§ **What to work on**
State the number of lines in these records holding "this". Say nothing more.

___ Data provided

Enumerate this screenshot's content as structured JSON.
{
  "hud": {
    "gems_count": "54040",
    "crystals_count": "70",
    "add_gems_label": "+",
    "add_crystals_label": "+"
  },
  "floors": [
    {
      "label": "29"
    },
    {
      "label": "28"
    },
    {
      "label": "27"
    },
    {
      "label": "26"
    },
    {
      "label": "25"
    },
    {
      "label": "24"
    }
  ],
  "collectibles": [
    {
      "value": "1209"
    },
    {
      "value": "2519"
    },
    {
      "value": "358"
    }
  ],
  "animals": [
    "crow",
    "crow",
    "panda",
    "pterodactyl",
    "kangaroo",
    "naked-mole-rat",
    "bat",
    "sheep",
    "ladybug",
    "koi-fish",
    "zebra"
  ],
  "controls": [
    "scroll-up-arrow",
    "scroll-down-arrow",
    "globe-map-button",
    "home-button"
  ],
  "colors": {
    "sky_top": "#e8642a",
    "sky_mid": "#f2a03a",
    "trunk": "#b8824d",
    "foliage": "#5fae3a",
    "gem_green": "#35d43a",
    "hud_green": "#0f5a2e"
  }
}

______
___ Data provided

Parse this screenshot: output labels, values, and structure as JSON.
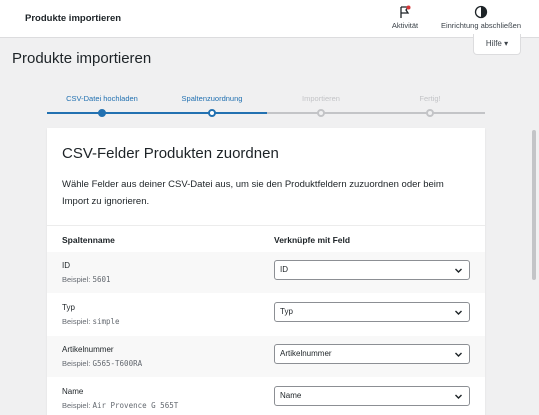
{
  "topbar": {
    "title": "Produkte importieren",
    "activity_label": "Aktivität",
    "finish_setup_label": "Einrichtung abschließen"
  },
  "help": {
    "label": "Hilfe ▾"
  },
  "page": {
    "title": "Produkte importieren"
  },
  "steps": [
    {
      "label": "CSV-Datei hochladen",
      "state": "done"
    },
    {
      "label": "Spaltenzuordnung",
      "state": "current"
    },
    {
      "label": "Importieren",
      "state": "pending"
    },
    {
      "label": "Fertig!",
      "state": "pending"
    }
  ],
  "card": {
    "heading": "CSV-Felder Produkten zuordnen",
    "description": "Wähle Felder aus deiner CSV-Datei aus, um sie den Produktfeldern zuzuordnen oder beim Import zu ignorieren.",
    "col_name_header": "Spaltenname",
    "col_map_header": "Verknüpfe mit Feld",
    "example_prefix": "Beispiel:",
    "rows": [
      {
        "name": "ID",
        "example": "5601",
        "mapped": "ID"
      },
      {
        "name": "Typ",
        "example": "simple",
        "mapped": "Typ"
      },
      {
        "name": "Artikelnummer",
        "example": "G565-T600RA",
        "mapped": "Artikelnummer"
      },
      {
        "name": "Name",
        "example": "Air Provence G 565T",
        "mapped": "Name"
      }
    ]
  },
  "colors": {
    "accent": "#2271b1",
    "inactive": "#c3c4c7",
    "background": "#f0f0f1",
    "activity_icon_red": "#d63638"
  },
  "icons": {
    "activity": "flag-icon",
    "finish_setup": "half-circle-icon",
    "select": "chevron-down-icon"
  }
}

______

§ **Your solution**
2